- **RECORDS PROVIDED**:
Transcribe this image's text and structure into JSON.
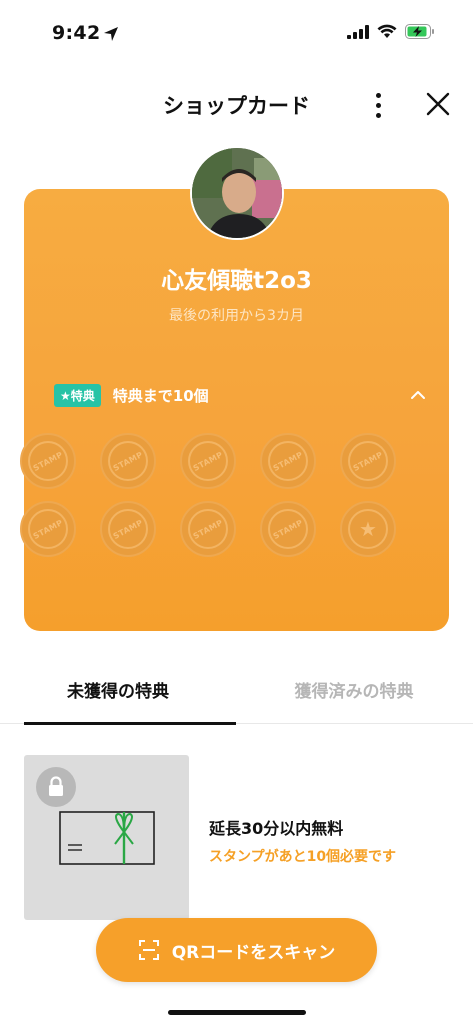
{
  "status_bar": {
    "time": "9:42",
    "icons": [
      "location-arrow-icon",
      "signal-icon",
      "wifi-icon",
      "battery-charging-icon"
    ]
  },
  "header": {
    "title": "ショップカード",
    "more_icon": "more-vertical-icon",
    "close_icon": "close-icon"
  },
  "card": {
    "shop_name": "心友傾聴t2o3",
    "last_use": "最後の利用から3カ月",
    "benefit_badge": "★特典",
    "benefit_text": "特典まで10個",
    "collapse_icon": "chevron-up-icon",
    "stamp_label": "STAMP",
    "stamps_total": 10,
    "stamps_collected": 0,
    "reward_stamp_index": 10,
    "colors": {
      "card": "#f6a33b",
      "badge": "#27c3a6"
    }
  },
  "tabs": [
    {
      "label": "未獲得の特典",
      "active": true
    },
    {
      "label": "獲得済みの特典",
      "active": false
    }
  ],
  "reward": {
    "title": "延長30分以内無料",
    "subtitle": "スタンプがあと10個必要です",
    "lock_icon": "lock-icon",
    "image_icon": "gift-card-icon"
  },
  "qr_button": {
    "label": "QRコードをスキャン",
    "icon": "qr-scan-icon"
  }
}
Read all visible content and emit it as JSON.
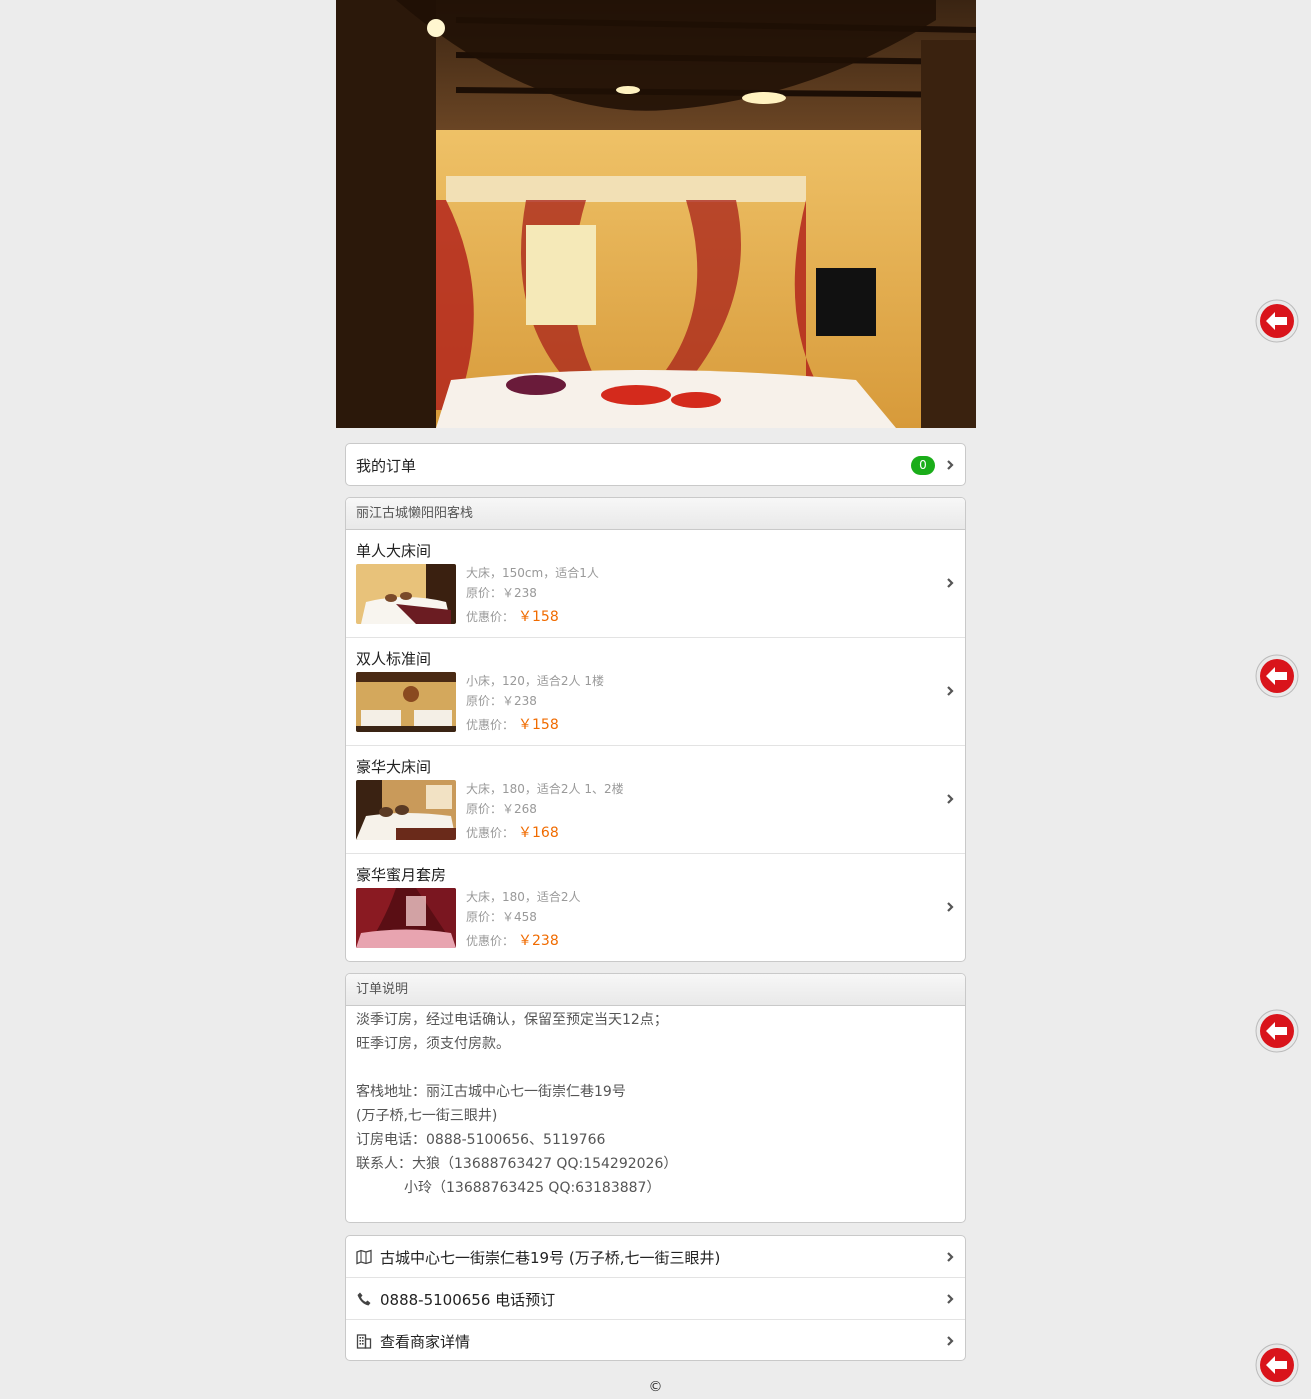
{
  "my_orders": {
    "label": "我的订单",
    "count": "0"
  },
  "hotel": {
    "name": "丽江古城懒阳阳客栈",
    "rooms": [
      {
        "name": "单人大床间",
        "desc": "大床，150cm，适合1人",
        "orig_label": "原价：",
        "orig_price": "￥238",
        "disc_label": "优惠价：",
        "disc_price": "￥158"
      },
      {
        "name": "双人标准间",
        "desc": "小床，120，适合2人 1楼",
        "orig_label": "原价：",
        "orig_price": "￥238",
        "disc_label": "优惠价：",
        "disc_price": "￥158"
      },
      {
        "name": "豪华大床间",
        "desc": "大床，180，适合2人 1、2楼",
        "orig_label": "原价：",
        "orig_price": "￥268",
        "disc_label": "优惠价：",
        "disc_price": "￥168"
      },
      {
        "name": "豪华蜜月套房",
        "desc": "大床，180，适合2人",
        "orig_label": "原价：",
        "orig_price": "￥458",
        "disc_label": "优惠价：",
        "disc_price": "￥238"
      }
    ]
  },
  "notes": {
    "title": "订单说明",
    "lines": [
      "淡季订房，经过电话确认，保留至预定当天12点；",
      "旺季订房，须支付房款。",
      "",
      "客栈地址：丽江古城中心七一街崇仁巷19号",
      "(万子桥,七一街三眼井)",
      "订房电话：0888-5100656、5119766",
      "联系人：大狼（13688763427 QQ:154292026）",
      "小玲（13688763425 QQ:63183887）"
    ]
  },
  "links": {
    "address": "古城中心七一街崇仁巷19号 (万子桥,七一街三眼井)",
    "phone": "0888-5100656 电话预订",
    "merchant": "查看商家详情"
  },
  "footer": {
    "copyright": "©"
  },
  "icons": {
    "chevron": "chevron-right-icon",
    "map": "map-icon",
    "phone": "phone-icon",
    "building": "building-icon",
    "back": "back-arrow-icon"
  },
  "colors": {
    "badge": "#1aad19",
    "price": "#f06b00",
    "back_button": "#d9141b"
  }
}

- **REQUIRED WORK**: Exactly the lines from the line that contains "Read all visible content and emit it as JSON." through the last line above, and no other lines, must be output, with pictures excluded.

- **SOLUTION TO THIS EXERCISE**:
Read all visible content and emit it as JSON.
{
  "my_orders": {
    "label": "我的订单",
    "count": "0"
  },
  "hotel": {
    "name": "丽江古城懒阳阳客栈",
    "rooms": [
      {
        "name": "单人大床间",
        "desc": "大床，150cm，适合1人",
        "orig_label": "原价：",
        "orig_price": "￥238",
        "disc_label": "优惠价：",
        "disc_price": "￥158"
      },
      {
        "name": "双人标准间",
        "desc": "小床，120，适合2人 1楼",
        "orig_label": "原价：",
        "orig_price": "￥238",
        "disc_label": "优惠价：",
        "disc_price": "￥158"
      },
      {
        "name": "豪华大床间",
        "desc": "大床，180，适合2人 1、2楼",
        "orig_label": "原价：",
        "orig_price": "￥268",
        "disc_label": "优惠价：",
        "disc_price": "￥168"
      },
      {
        "name": "豪华蜜月套房",
        "desc": "大床，180，适合2人",
        "orig_label": "原价：",
        "orig_price": "￥458",
        "disc_label": "优惠价：",
        "disc_price": "￥238"
      }
    ]
  },
  "notes": {
    "title": "订单说明",
    "lines": [
      "淡季订房，经过电话确认，保留至预定当天12点；",
      "旺季订房，须支付房款。",
      "",
      "客栈地址：丽江古城中心七一街崇仁巷19号",
      "(万子桥,七一街三眼井)",
      "订房电话：0888-5100656、5119766",
      "联系人：大狼（13688763427 QQ:154292026）",
      "小玲（13688763425 QQ:63183887）"
    ]
  },
  "links": {
    "address": "古城中心七一街崇仁巷19号 (万子桥,七一街三眼井)",
    "phone": "0888-5100656 电话预订",
    "merchant": "查看商家详情"
  },
  "footer": {
    "copyright": "©"
  },
  "icons": {
    "chevron": "chevron-right-icon",
    "map": "map-icon",
    "phone": "phone-icon",
    "building": "building-icon",
    "back": "back-arrow-icon"
  },
  "colors": {
    "badge": "#1aad19",
    "price": "#f06b00",
    "back_button": "#d9141b"
  }
}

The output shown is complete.